Budapest (MTI) – The average gross wage in Hungary rose by an annual 5.4 percent to 262,200 forints (EUR 835) in September, the Central Statistical Office (KSH) said on Tuesday.
Net wage growth outpaced the increase, climbing 7 percent to 174,393 forints due to a one percentage point cut in the personal income tax rate from January.
KSH noted that wages have been boosted this year by a higher minimum wage as well as pay increases for the armed forces and wage top-ups for social services and healthcare workers.
Excluding the 203,000 Hungarians in fostered work programmes, the average gross wage increased by 5.2 percent to 277,298 forints, while net wages rose by 6.8 percent to 184,404 forints.
Full-time fostered workers earned a gross 76,745 forints on average during the month, 0.6 percent more than in the same period a year earlier.
Analysts said they expected the rapid increase of wages to continue over the next year, citing a labour shortage and a steep rise in the minimum wage.
There is near full employment and this is likely to remain the case in 2017, Erste Bank analyst Gergely Urmossy told MTI. As a result household consumption could be again the main engine behind GDP growth, which could rise to 3.4 percent from 2.1 percent this year, he said.
Real wages are expected to rise by 7 percent for the full year of 2016, and the pace of growth could be similar next year even with inflation rising to 2 percent, Takarekbank analyst András Oszlay said. Net wages are projected to rise by 9-10 percent in 2017, he said, citing the rise in minimum wages and upward wage corrections in some professions.
Employment will expand at a lower rate in the business sector, which could increase the upward pressure on wages, Oszlay said, but he did not forecast a jump in inflation. Inflation risks are on the upside, however, and rate-setters are expected to note this in their announcement after their rate-setting meeting in the early afternoon, he added.
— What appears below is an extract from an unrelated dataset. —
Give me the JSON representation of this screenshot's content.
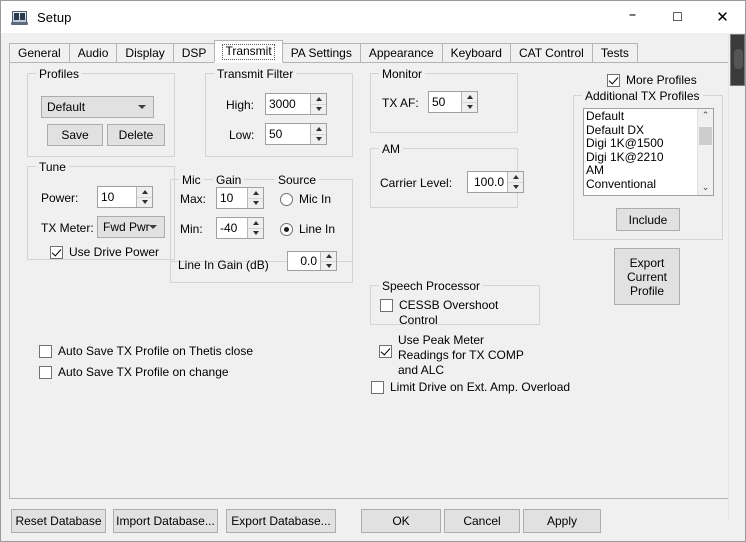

State secretary for the labour market at the economy ministry, Péter Cseresnyés, commenting on today’s data release, said that real wages had been rising continuously for the past four years. The rise in real wages was mainly down to tax cuts, low inflation and government measures, especially those to protect jobs, he said, adding that the wage agreements struck in November would add further upward pressure to real wages.